AIM OF THE TASK – Please return every line below that contains the string "structure".

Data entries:
BEGIN

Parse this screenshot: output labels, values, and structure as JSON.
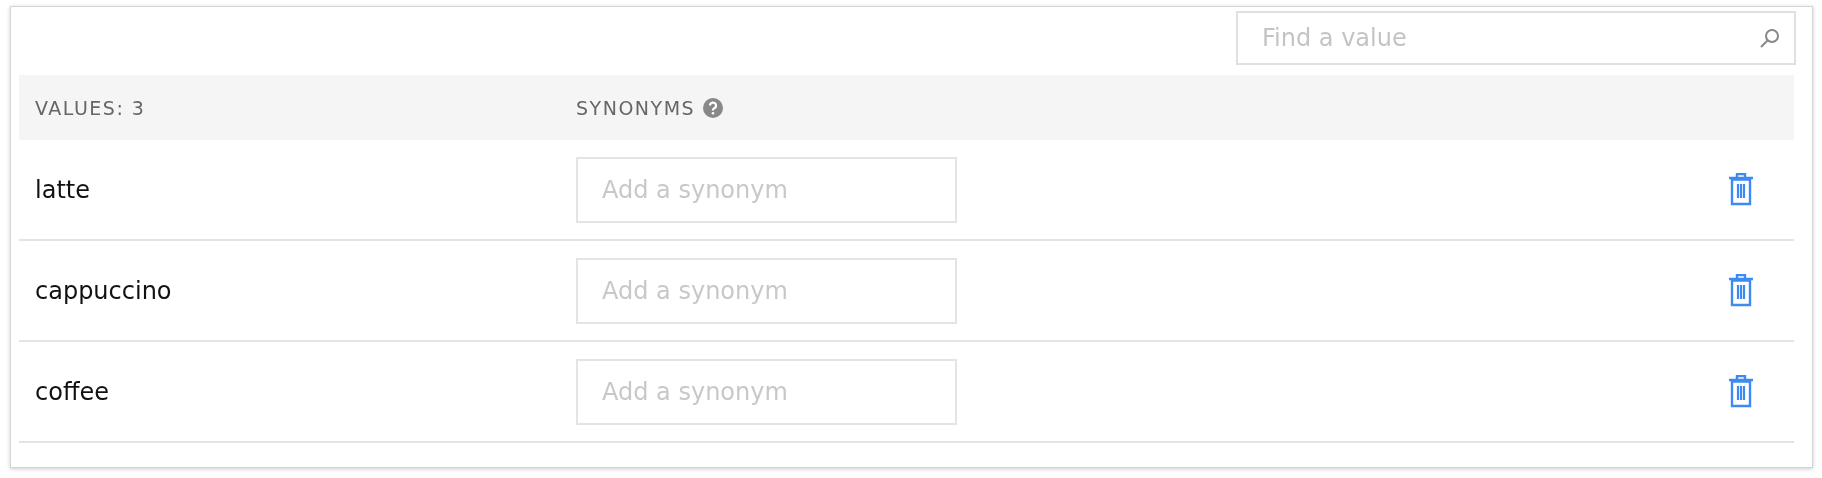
{
  "search": {
    "placeholder": "Find a value"
  },
  "table": {
    "columns": [
      "VALUES: 3",
      "SYNONYMS"
    ],
    "rows": [
      {
        "value": "latte",
        "synonym_placeholder": "Add a synonym"
      },
      {
        "value": "cappuccino",
        "synonym_placeholder": "Add a synonym"
      },
      {
        "value": "coffee",
        "synonym_placeholder": "Add a synonym"
      }
    ]
  }
}
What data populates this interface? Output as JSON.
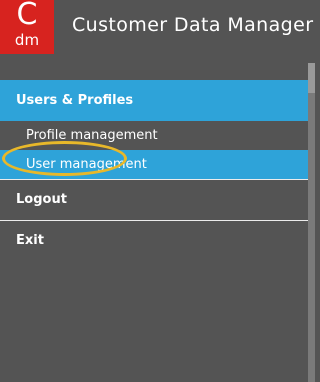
{
  "header": {
    "logo_top": "C",
    "logo_bottom": "dm",
    "title": "Customer Data Manager"
  },
  "nav": {
    "section_label": "Users & Profiles",
    "sub_items": [
      {
        "label": "Profile management",
        "active": false
      },
      {
        "label": "User management",
        "active": true
      }
    ],
    "logout_label": "Logout",
    "exit_label": "Exit"
  },
  "colors": {
    "background": "#545454",
    "accent": "#2ea3d9",
    "logo_red": "#d7231f",
    "highlight_ring": "#e8b82a"
  }
}
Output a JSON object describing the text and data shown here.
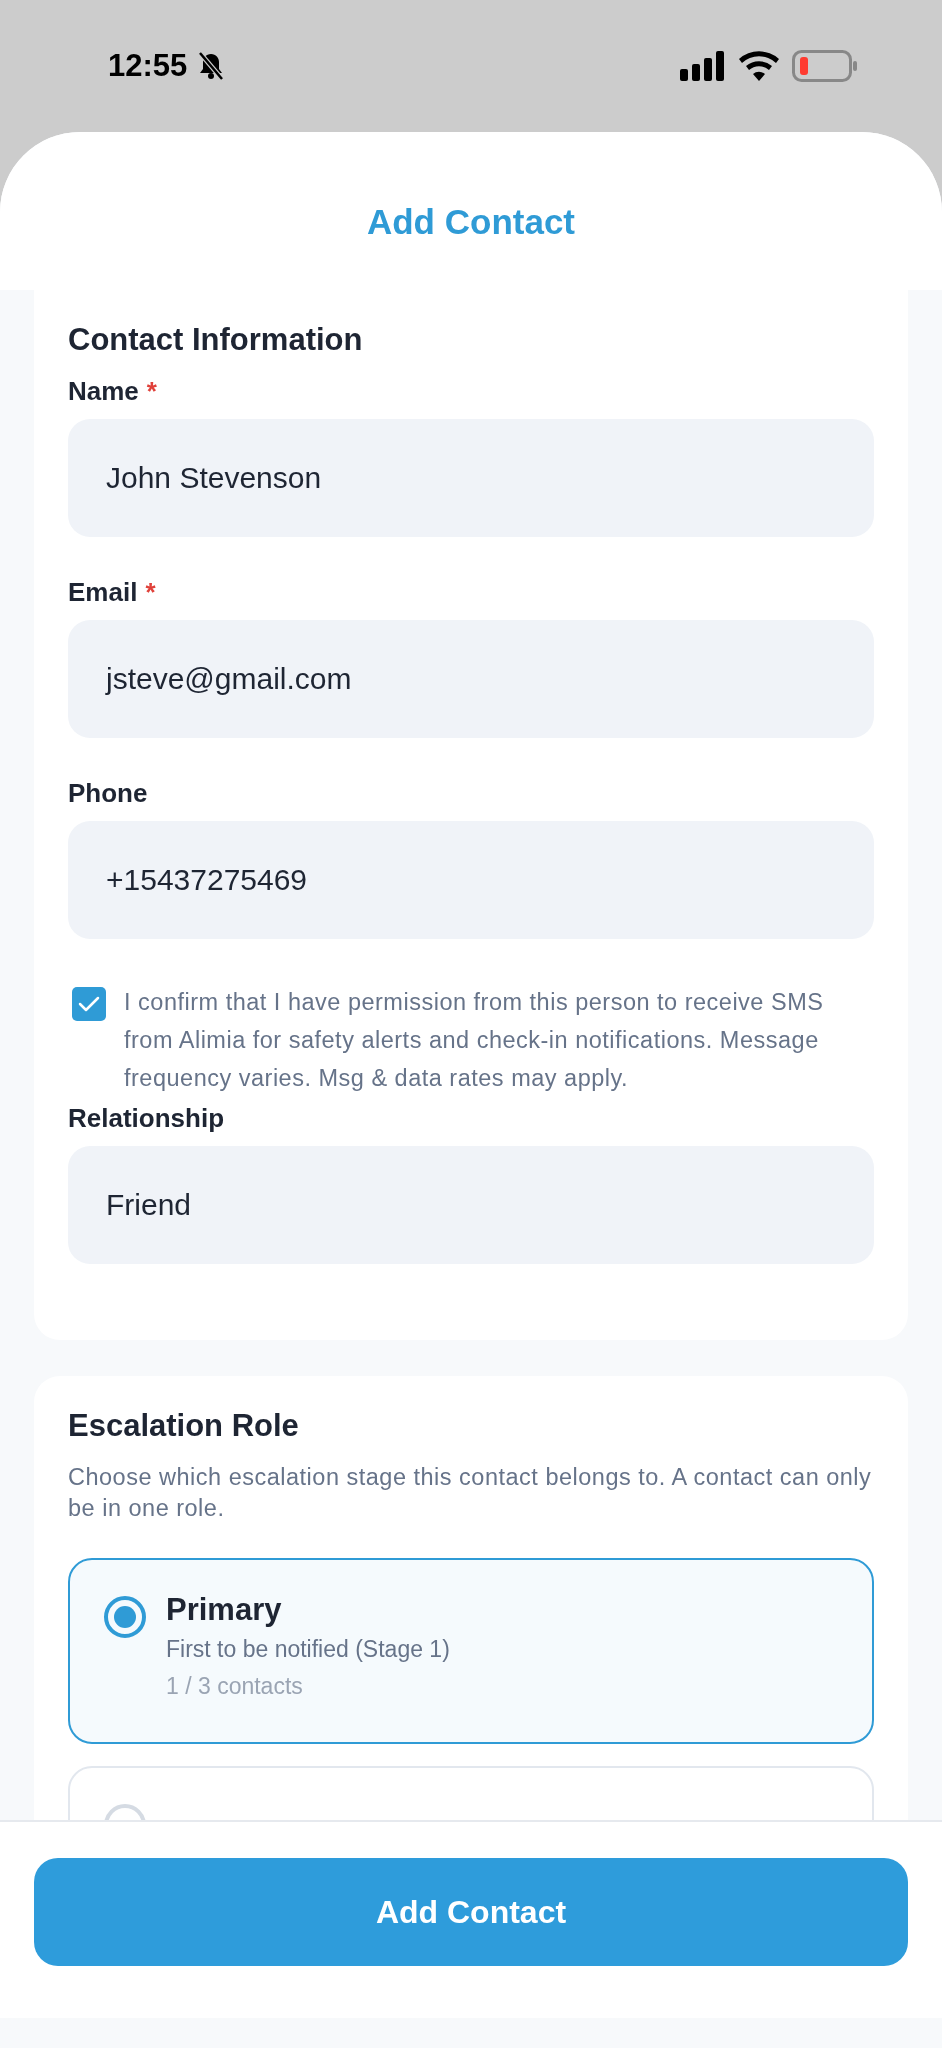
{
  "status_bar": {
    "time": "12:55"
  },
  "header": {
    "title": "Add Contact"
  },
  "contact_information": {
    "title": "Contact Information",
    "fields": [
      {
        "label": "Name",
        "required_mark": "*",
        "value": "John Stevenson"
      },
      {
        "label": "Email",
        "required_mark": "*",
        "value": "jsteve@gmail.com"
      },
      {
        "label": "Phone",
        "value": "+15437275469"
      }
    ],
    "consent": {
      "checked": true,
      "text": "I confirm that I have permission from this person to receive SMS from Alimia for safety alerts and check-in notifications. Message frequency varies. Msg & data rates may apply."
    },
    "relationship": {
      "label": "Relationship",
      "value": "Friend"
    }
  },
  "escalation_role": {
    "title": "Escalation Role",
    "description": "Choose which escalation stage this contact belongs to. A contact can only be in one role.",
    "options": [
      {
        "label": "Primary",
        "description": "First to be notified (Stage 1)",
        "count": "1 / 3 contacts",
        "selected": true
      },
      {
        "selected": false
      }
    ]
  },
  "footer": {
    "button": "Add Contact"
  }
}
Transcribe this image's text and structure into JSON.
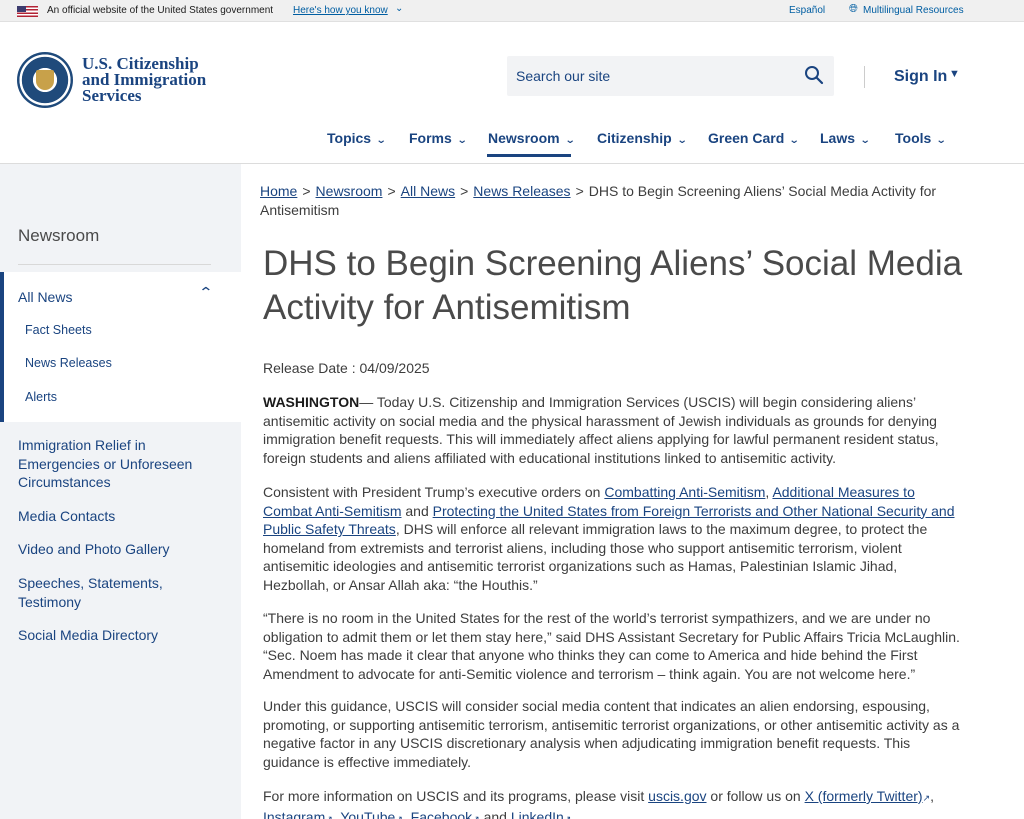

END

YOUR SOLUTION –
Parse this screenshot: output labels, values, and structure as JSON.
Transcribe this image's text and structure into JSON.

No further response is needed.